- **Task input**:
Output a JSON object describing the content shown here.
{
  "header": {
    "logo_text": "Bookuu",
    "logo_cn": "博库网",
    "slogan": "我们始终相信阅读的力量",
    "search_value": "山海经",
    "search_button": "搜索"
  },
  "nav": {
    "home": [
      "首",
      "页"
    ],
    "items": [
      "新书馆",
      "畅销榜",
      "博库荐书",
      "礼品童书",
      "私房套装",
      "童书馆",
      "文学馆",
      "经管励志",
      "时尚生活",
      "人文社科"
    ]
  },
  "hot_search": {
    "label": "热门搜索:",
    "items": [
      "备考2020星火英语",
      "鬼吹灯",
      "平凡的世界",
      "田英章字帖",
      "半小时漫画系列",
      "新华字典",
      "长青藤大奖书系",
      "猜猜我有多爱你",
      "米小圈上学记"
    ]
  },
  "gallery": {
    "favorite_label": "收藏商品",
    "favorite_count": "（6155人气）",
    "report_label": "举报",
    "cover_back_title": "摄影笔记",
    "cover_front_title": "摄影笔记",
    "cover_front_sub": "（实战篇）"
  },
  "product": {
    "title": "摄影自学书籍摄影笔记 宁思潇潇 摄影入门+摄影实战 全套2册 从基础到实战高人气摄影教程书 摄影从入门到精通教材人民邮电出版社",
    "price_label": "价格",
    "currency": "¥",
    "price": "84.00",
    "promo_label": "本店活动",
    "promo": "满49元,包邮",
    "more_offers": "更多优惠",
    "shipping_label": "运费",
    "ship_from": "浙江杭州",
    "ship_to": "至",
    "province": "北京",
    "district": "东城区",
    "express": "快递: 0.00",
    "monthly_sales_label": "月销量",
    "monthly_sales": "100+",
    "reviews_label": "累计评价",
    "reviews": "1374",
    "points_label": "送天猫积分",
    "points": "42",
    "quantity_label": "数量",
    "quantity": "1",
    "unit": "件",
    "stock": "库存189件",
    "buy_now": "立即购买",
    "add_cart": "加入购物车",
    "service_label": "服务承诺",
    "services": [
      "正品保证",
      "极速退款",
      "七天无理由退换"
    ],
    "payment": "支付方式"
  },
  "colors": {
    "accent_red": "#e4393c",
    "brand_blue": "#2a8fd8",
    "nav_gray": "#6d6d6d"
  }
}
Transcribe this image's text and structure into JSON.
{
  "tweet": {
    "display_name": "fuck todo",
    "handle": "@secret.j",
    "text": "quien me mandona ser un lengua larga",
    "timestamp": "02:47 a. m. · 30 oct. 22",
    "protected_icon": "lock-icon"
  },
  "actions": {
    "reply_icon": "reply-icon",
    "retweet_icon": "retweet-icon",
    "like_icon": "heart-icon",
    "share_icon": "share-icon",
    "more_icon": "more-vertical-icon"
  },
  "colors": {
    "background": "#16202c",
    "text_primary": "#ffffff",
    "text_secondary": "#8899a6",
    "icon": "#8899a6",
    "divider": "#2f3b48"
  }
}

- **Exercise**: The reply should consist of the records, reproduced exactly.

- **Reply**:
Output a JSON object describing the content shown here.
{
  "header": {
    "logo_text": "Bookuu",
    "logo_cn": "博库网",
    "slogan": "我们始终相信阅读的力量",
    "search_value": "山海经",
    "search_button": "搜索"
  },
  "nav": {
    "home": [
      "首",
      "页"
    ],
    "items": [
      "新书馆",
      "畅销榜",
      "博库荐书",
      "礼品童书",
      "私房套装",
      "童书馆",
      "文学馆",
      "经管励志",
      "时尚生活",
      "人文社科"
    ]
  },
  "hot_search": {
    "label": "热门搜索:",
    "items": [
      "备考2020星火英语",
      "鬼吹灯",
      "平凡的世界",
      "田英章字帖",
      "半小时漫画系列",
      "新华字典",
      "长青藤大奖书系",
      "猜猜我有多爱你",
      "米小圈上学记"
    ]
  },
  "gallery": {
    "favorite_label": "收藏商品",
    "favorite_count": "（6155人气）",
    "report_label": "举报",
    "cover_back_title": "摄影笔记",
    "cover_front_title": "摄影笔记",
    "cover_front_sub": "（实战篇）"
  },
  "product": {
    "title": "摄影自学书籍摄影笔记 宁思潇潇 摄影入门+摄影实战 全套2册 从基础到实战高人气摄影教程书 摄影从入门到精通教材人民邮电出版社",
    "price_label": "价格",
    "currency": "¥",
    "price": "84.00",
    "promo_label": "本店活动",
    "promo": "满49元,包邮",
    "more_offers": "更多优惠",
    "shipping_label": "运费",
    "ship_from": "浙江杭州",
    "ship_to": "至",
    "province": "北京",
    "district": "东城区",
    "express": "快递: 0.00",
    "monthly_sales_label": "月销量",
    "monthly_sales": "100+",
    "reviews_label": "累计评价",
    "reviews": "1374",
    "points_label": "送天猫积分",
    "points": "42",
    "quantity_label": "数量",
    "quantity": "1",
    "unit": "件",
    "stock": "库存189件",
    "buy_now": "立即购买",
    "add_cart": "加入购物车",
    "service_label": "服务承诺",
    "services": [
      "正品保证",
      "极速退款",
      "七天无理由退换"
    ],
    "payment": "支付方式"
  },
  "colors": {
    "accent_red": "#e4393c",
    "brand_blue": "#2a8fd8",
    "nav_gray": "#6d6d6d"
  }
}
Transcribe this image's text and structure into JSON.
{
  "tweet": {
    "display_name": "fuck todo",
    "handle": "@secret.j",
    "text": "quien me mandona ser un lengua larga",
    "timestamp": "02:47 a. m. · 30 oct. 22",
    "protected_icon": "lock-icon"
  },
  "actions": {
    "reply_icon": "reply-icon",
    "retweet_icon": "retweet-icon",
    "like_icon": "heart-icon",
    "share_icon": "share-icon",
    "more_icon": "more-vertical-icon"
  },
  "colors": {
    "background": "#16202c",
    "text_primary": "#ffffff",
    "text_secondary": "#8899a6",
    "icon": "#8899a6",
    "divider": "#2f3b48"
  }
}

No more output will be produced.